Mary Raymond a1andSteve Parker a2 a1 Endangered Languages Academic Programme, Department of Linguistics, School of Oriental and African Studies, University of London email@example.com a2 SIL International, Papua New Guinea firstname.lastname@example.org

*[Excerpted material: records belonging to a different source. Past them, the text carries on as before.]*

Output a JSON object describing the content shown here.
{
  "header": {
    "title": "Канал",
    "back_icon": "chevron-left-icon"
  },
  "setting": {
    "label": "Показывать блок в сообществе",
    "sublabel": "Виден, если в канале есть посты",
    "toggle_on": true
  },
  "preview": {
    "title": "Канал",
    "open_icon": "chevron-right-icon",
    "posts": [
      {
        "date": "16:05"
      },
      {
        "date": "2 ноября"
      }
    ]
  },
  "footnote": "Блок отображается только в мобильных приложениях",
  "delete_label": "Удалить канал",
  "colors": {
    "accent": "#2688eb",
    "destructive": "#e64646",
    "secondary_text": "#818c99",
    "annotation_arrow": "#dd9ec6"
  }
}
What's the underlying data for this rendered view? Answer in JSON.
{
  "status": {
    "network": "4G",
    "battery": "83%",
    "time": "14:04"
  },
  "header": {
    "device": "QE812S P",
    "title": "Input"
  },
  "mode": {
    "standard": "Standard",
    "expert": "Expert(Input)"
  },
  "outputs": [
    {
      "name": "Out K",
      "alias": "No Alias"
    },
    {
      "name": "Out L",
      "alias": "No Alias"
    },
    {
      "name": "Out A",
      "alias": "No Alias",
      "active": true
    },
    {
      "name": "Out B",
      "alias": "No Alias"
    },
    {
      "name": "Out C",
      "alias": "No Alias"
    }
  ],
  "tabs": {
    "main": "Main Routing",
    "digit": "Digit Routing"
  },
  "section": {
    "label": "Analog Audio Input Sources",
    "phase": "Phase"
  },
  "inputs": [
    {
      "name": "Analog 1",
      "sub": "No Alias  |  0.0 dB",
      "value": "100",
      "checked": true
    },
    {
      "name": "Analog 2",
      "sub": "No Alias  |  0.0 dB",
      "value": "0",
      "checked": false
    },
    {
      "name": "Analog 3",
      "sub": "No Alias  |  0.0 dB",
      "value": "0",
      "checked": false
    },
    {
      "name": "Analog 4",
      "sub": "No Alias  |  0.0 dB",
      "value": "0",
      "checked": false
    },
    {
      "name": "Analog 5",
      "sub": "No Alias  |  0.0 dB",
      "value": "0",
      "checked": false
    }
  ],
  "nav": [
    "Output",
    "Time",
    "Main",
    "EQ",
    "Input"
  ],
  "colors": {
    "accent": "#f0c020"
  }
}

Arop-Lokep, an Austronesian language of Papua New Guinea, has a contrast between a trilled /r/ and a geminate /rr/ in both intervocalic and word-initial positions. This paper presents the results of acoustic and perceptual experiments involving these segments. Specifically, we probe the statistical characteristics of the /r/ vs. /rr/ contrast across prosodic positions from the perspective of both the speaker and the listener. We measure trills in 24 different Arop-Lokep words, so the resulting data are quite robust and give an excellent idea of the variation inherent in the language. A novel finding is that both lengths of trill consist of more apical contacts word-initially than intervocalically. The scope of this work is unprecedented in that no previous instrumental study has examined both initial and medial geminate trills in the same language.